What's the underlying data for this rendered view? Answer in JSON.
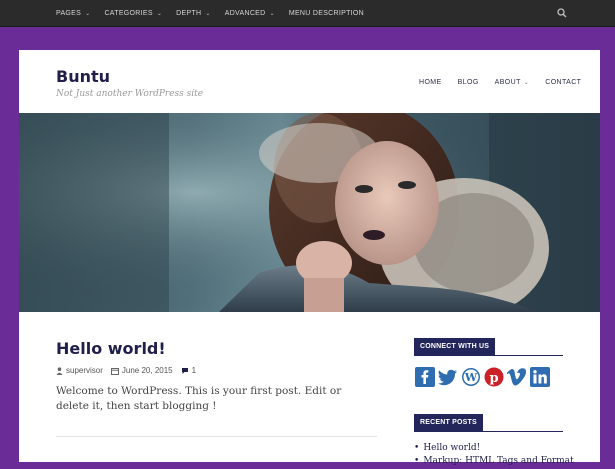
{
  "top_menu": {
    "items": [
      {
        "label": "PAGES",
        "has_dropdown": true
      },
      {
        "label": "CATEGORIES",
        "has_dropdown": true
      },
      {
        "label": "DEPTH",
        "has_dropdown": true
      },
      {
        "label": "ADVANCED",
        "has_dropdown": true
      },
      {
        "label": "MENU DESCRIPTION",
        "has_dropdown": false
      }
    ],
    "search_icon": "search-icon"
  },
  "site": {
    "title": "Buntu",
    "tagline": "Not Just another WordPress site"
  },
  "main_menu": {
    "items": [
      {
        "label": "HOME",
        "has_dropdown": false
      },
      {
        "label": "BLOG",
        "has_dropdown": false
      },
      {
        "label": "ABOUT",
        "has_dropdown": true
      },
      {
        "label": "CONTACT",
        "has_dropdown": false
      }
    ]
  },
  "hero": {
    "image_icon": "portrait-image"
  },
  "post": {
    "title": "Hello world!",
    "author": "supervisor",
    "date": "June 20, 2015",
    "comments": "1",
    "excerpt": "Welcome to WordPress. This is your first post. Edit or delete it, then start blogging !"
  },
  "sidebar": {
    "connect": {
      "title": "CONNECT WITH US",
      "networks": [
        "facebook-icon",
        "twitter-icon",
        "wordpress-icon",
        "pinterest-icon",
        "vimeo-icon",
        "linkedin-icon"
      ]
    },
    "recent_posts": {
      "title": "RECENT POSTS",
      "items": [
        "Hello world!",
        "Markup: HTML Tags and Format"
      ]
    }
  },
  "colors": {
    "background": "#6a2d98",
    "topbar": "#2b2b2b",
    "accent_dark": "#22265a",
    "text_dark": "#1f1f4a",
    "social_blue": "#2f6db0",
    "pinterest_red": "#cb2027"
  }
}
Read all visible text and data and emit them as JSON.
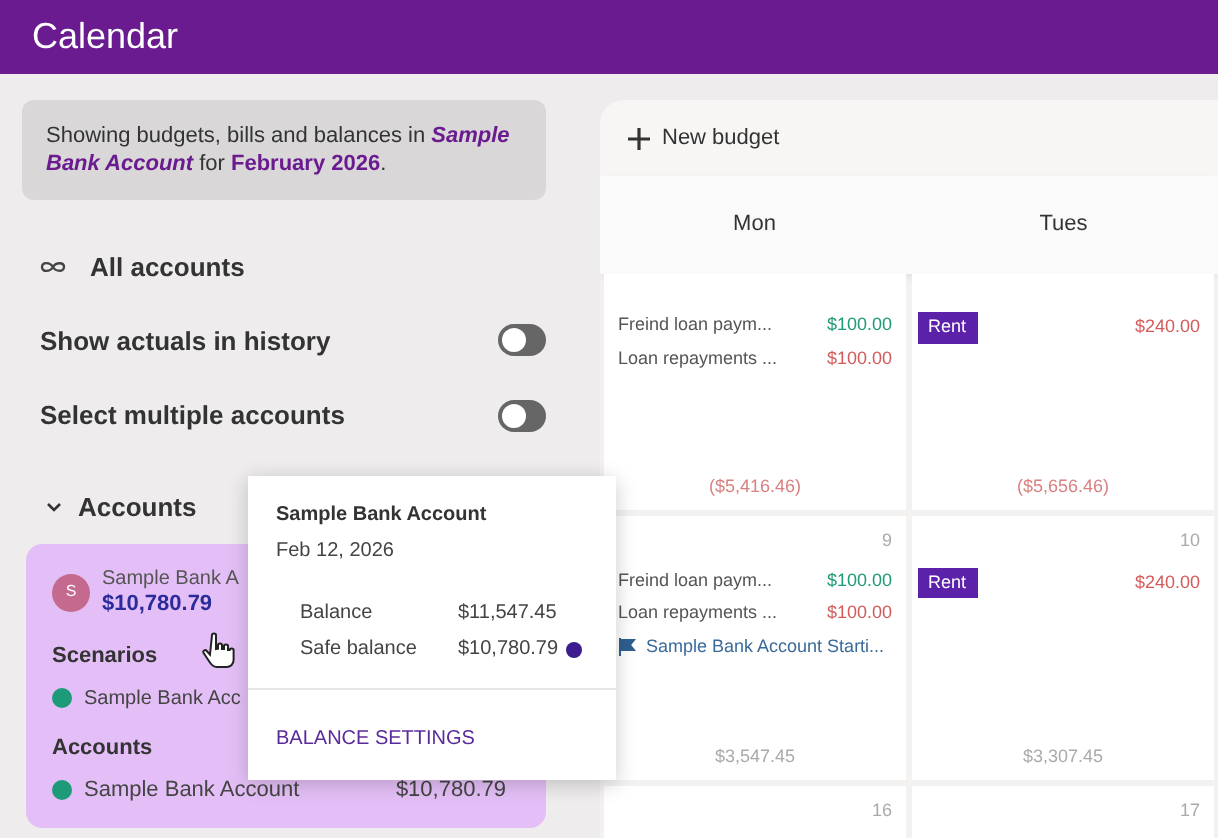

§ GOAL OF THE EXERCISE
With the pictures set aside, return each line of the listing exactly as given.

§ RESULT OF THIS EXERCISE
What's the underlying data for this rendered view? Answer in JSON.
{
  "top_menu": {
    "items": [
      {
        "label": "PAGES",
        "has_dropdown": true
      },
      {
        "label": "CATEGORIES",
        "has_dropdown": true
      },
      {
        "label": "DEPTH",
        "has_dropdown": true
      },
      {
        "label": "ADVANCED",
        "has_dropdown": true
      },
      {
        "label": "MENU DESCRIPTION",
        "has_dropdown": false
      }
    ],
    "search_icon": "search-icon"
  },
  "site": {
    "title": "Buntu",
    "tagline": "Not Just another WordPress site"
  },
  "main_menu": {
    "items": [
      {
        "label": "HOME",
        "has_dropdown": false
      },
      {
        "label": "BLOG",
        "has_dropdown": false
      },
      {
        "label": "ABOUT",
        "has_dropdown": true
      },
      {
        "label": "CONTACT",
        "has_dropdown": false
      }
    ]
  },
  "hero": {
    "image_icon": "portrait-image"
  },
  "post": {
    "title": "Hello world!",
    "author": "supervisor",
    "date": "June 20, 2015",
    "comments": "1",
    "excerpt": "Welcome to WordPress. This is your first post. Edit or delete it, then start blogging !"
  },
  "sidebar": {
    "connect": {
      "title": "CONNECT WITH US",
      "networks": [
        "facebook-icon",
        "twitter-icon",
        "wordpress-icon",
        "pinterest-icon",
        "vimeo-icon",
        "linkedin-icon"
      ]
    },
    "recent_posts": {
      "title": "RECENT POSTS",
      "items": [
        "Hello world!",
        "Markup: HTML Tags and Format"
      ]
    }
  },
  "colors": {
    "background": "#6a2d98",
    "topbar": "#2b2b2b",
    "accent_dark": "#22265a",
    "text_dark": "#1f1f4a",
    "social_blue": "#2f6db0",
    "pinterest_red": "#cb2027"
  }
}
Read all visible text and data and emit them as JSON.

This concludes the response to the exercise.